#### YOUR ASSIGNMENT
What you return must match the records exactly, with every line included.

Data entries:

--- START ---

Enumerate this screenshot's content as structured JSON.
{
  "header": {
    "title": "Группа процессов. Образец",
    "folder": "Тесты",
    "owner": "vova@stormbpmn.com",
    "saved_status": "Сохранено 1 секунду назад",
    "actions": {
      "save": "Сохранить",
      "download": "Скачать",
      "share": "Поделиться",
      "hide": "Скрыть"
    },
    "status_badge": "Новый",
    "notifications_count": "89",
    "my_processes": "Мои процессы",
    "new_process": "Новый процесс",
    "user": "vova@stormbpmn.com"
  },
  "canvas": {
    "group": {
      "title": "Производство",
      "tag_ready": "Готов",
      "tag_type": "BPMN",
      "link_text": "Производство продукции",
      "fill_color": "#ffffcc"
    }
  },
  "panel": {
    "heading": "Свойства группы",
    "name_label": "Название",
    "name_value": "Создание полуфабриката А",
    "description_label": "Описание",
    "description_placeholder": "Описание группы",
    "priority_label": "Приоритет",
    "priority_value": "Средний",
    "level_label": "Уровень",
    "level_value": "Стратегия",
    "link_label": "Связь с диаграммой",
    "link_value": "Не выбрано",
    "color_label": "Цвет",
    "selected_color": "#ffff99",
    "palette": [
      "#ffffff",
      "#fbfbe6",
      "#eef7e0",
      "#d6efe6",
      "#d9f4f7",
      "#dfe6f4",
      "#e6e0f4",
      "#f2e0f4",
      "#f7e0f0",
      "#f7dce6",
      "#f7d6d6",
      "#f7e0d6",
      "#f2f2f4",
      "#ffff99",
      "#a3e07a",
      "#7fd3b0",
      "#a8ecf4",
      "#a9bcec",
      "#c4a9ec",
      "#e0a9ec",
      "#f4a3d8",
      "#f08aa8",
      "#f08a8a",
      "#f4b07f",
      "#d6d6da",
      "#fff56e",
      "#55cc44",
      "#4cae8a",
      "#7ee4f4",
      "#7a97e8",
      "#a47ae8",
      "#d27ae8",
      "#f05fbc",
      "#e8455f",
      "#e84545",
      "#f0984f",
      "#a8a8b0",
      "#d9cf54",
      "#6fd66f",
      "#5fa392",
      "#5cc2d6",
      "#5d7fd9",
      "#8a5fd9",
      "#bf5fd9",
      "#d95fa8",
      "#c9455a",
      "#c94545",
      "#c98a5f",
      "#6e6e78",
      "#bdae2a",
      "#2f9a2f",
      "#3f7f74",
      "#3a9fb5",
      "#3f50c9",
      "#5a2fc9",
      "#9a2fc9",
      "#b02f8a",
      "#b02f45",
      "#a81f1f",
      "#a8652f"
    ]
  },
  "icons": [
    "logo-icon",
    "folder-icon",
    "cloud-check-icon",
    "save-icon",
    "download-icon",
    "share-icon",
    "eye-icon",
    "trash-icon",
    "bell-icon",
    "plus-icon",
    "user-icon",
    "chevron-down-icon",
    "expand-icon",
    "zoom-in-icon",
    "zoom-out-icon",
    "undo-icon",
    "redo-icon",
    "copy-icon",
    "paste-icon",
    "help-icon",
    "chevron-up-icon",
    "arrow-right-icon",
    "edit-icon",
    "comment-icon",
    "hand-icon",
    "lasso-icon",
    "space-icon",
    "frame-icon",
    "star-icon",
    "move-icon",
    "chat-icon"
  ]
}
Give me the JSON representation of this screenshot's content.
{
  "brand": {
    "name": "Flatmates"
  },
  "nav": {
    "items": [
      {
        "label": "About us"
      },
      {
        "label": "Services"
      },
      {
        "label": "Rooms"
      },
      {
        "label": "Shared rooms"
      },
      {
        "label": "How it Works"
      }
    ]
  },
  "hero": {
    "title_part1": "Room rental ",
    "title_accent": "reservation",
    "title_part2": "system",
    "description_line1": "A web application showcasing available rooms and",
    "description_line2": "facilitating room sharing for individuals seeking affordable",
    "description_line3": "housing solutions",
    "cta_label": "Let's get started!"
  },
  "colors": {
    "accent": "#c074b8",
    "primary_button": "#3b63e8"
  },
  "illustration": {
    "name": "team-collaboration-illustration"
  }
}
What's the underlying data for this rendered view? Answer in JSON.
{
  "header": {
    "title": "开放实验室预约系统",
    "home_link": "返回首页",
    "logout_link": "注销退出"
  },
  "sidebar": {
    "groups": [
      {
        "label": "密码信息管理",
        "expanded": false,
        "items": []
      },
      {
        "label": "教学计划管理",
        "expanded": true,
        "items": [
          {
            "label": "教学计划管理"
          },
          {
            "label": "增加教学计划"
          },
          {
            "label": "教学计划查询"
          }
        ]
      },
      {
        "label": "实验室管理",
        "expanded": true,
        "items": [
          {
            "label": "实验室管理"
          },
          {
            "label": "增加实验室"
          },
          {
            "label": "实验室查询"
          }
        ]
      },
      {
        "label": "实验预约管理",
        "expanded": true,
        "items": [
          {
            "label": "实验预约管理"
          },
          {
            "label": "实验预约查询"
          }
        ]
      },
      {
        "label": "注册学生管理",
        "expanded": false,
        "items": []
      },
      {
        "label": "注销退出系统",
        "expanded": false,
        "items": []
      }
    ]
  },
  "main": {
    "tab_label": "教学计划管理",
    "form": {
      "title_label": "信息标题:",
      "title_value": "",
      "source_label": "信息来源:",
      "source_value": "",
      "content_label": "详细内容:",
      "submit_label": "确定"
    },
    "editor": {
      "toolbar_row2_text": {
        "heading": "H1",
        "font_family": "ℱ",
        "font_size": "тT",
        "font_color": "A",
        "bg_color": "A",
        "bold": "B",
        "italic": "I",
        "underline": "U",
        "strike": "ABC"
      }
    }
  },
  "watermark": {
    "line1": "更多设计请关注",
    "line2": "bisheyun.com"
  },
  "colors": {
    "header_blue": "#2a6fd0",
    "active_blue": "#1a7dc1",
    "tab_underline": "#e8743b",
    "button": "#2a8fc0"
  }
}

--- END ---

#### EXERCISE RESULT
Enumerate this screenshot's content as structured JSON.
{
  "header": {
    "title": "Группа процессов. Образец",
    "folder": "Тесты",
    "owner": "vova@stormbpmn.com",
    "saved_status": "Сохранено 1 секунду назад",
    "actions": {
      "save": "Сохранить",
      "download": "Скачать",
      "share": "Поделиться",
      "hide": "Скрыть"
    },
    "status_badge": "Новый",
    "notifications_count": "89",
    "my_processes": "Мои процессы",
    "new_process": "Новый процесс",
    "user": "vova@stormbpmn.com"
  },
  "canvas": {
    "group": {
      "title": "Производство",
      "tag_ready": "Готов",
      "tag_type": "BPMN",
      "link_text": "Производство продукции",
      "fill_color": "#ffffcc"
    }
  },
  "panel": {
    "heading": "Свойства группы",
    "name_label": "Название",
    "name_value": "Создание полуфабриката А",
    "description_label": "Описание",
    "description_placeholder": "Описание группы",
    "priority_label": "Приоритет",
    "priority_value": "Средний",
    "level_label": "Уровень",
    "level_value": "Стратегия",
    "link_label": "Связь с диаграммой",
    "link_value": "Не выбрано",
    "color_label": "Цвет",
    "selected_color": "#ffff99",
    "palette": [
      "#ffffff",
      "#fbfbe6",
      "#eef7e0",
      "#d6efe6",
      "#d9f4f7",
      "#dfe6f4",
      "#e6e0f4",
      "#f2e0f4",
      "#f7e0f0",
      "#f7dce6",
      "#f7d6d6",
      "#f7e0d6",
      "#f2f2f4",
      "#ffff99",
      "#a3e07a",
      "#7fd3b0",
      "#a8ecf4",
      "#a9bcec",
      "#c4a9ec",
      "#e0a9ec",
      "#f4a3d8",
      "#f08aa8",
      "#f08a8a",
      "#f4b07f",
      "#d6d6da",
      "#fff56e",
      "#55cc44",
      "#4cae8a",
      "#7ee4f4",
      "#7a97e8",
      "#a47ae8",
      "#d27ae8",
      "#f05fbc",
      "#e8455f",
      "#e84545",
      "#f0984f",
      "#a8a8b0",
      "#d9cf54",
      "#6fd66f",
      "#5fa392",
      "#5cc2d6",
      "#5d7fd9",
      "#8a5fd9",
      "#bf5fd9",
      "#d95fa8",
      "#c9455a",
      "#c94545",
      "#c98a5f",
      "#6e6e78",
      "#bdae2a",
      "#2f9a2f",
      "#3f7f74",
      "#3a9fb5",
      "#3f50c9",
      "#5a2fc9",
      "#9a2fc9",
      "#b02f8a",
      "#b02f45",
      "#a81f1f",
      "#a8652f"
    ]
  },
  "icons": [
    "logo-icon",
    "folder-icon",
    "cloud-check-icon",
    "save-icon",
    "download-icon",
    "share-icon",
    "eye-icon",
    "trash-icon",
    "bell-icon",
    "plus-icon",
    "user-icon",
    "chevron-down-icon",
    "expand-icon",
    "zoom-in-icon",
    "zoom-out-icon",
    "undo-icon",
    "redo-icon",
    "copy-icon",
    "paste-icon",
    "help-icon",
    "chevron-up-icon",
    "arrow-right-icon",
    "edit-icon",
    "comment-icon",
    "hand-icon",
    "lasso-icon",
    "space-icon",
    "frame-icon",
    "star-icon",
    "move-icon",
    "chat-icon"
  ]
}
Give me the JSON representation of this screenshot's content.
{
  "brand": {
    "name": "Flatmates"
  },
  "nav": {
    "items": [
      {
        "label": "About us"
      },
      {
        "label": "Services"
      },
      {
        "label": "Rooms"
      },
      {
        "label": "Shared rooms"
      },
      {
        "label": "How it Works"
      }
    ]
  },
  "hero": {
    "title_part1": "Room rental ",
    "title_accent": "reservation",
    "title_part2": "system",
    "description_line1": "A web application showcasing available rooms and",
    "description_line2": "facilitating room sharing for individuals seeking affordable",
    "description_line3": "housing solutions",
    "cta_label": "Let's get started!"
  },
  "colors": {
    "accent": "#c074b8",
    "primary_button": "#3b63e8"
  },
  "illustration": {
    "name": "team-collaboration-illustration"
  }
}
What's the underlying data for this rendered view? Answer in JSON.
{
  "header": {
    "title": "开放实验室预约系统",
    "home_link": "返回首页",
    "logout_link": "注销退出"
  },
  "sidebar": {
    "groups": [
      {
        "label": "密码信息管理",
        "expanded": false,
        "items": []
      },
      {
        "label": "教学计划管理",
        "expanded": true,
        "items": [
          {
            "label": "教学计划管理"
          },
          {
            "label": "增加教学计划"
          },
          {
            "label": "教学计划查询"
          }
        ]
      },
      {
        "label": "实验室管理",
        "expanded": true,
        "items": [
          {
            "label": "实验室管理"
          },
          {
            "label": "增加实验室"
          },
          {
            "label": "实验室查询"
          }
        ]
      },
      {
        "label": "实验预约管理",
        "expanded": true,
        "items": [
          {
            "label": "实验预约管理"
          },
          {
            "label": "实验预约查询"
          }
        ]
      },
      {
        "label": "注册学生管理",
        "expanded": false,
        "items": []
      },
      {
        "label": "注销退出系统",
        "expanded": false,
        "items": []
      }
    ]
  },
  "main": {
    "tab_label": "教学计划管理",
    "form": {
      "title_label": "信息标题:",
      "title_value": "",
      "source_label": "信息来源:",
      "source_value": "",
      "content_label": "详细内容:",
      "submit_label": "确定"
    },
    "editor": {
      "toolbar_row2_text": {
        "heading": "H1",
        "font_family": "ℱ",
        "font_size": "тT",
        "font_color": "A",
        "bg_color": "A",
        "bold": "B",
        "italic": "I",
        "underline": "U",
        "strike": "ABC"
      }
    }
  },
  "watermark": {
    "line1": "更多设计请关注",
    "line2": "bisheyun.com"
  },
  "colors": {
    "header_blue": "#2a6fd0",
    "active_blue": "#1a7dc1",
    "tab_underline": "#e8743b",
    "button": "#2a8fc0"
  }
}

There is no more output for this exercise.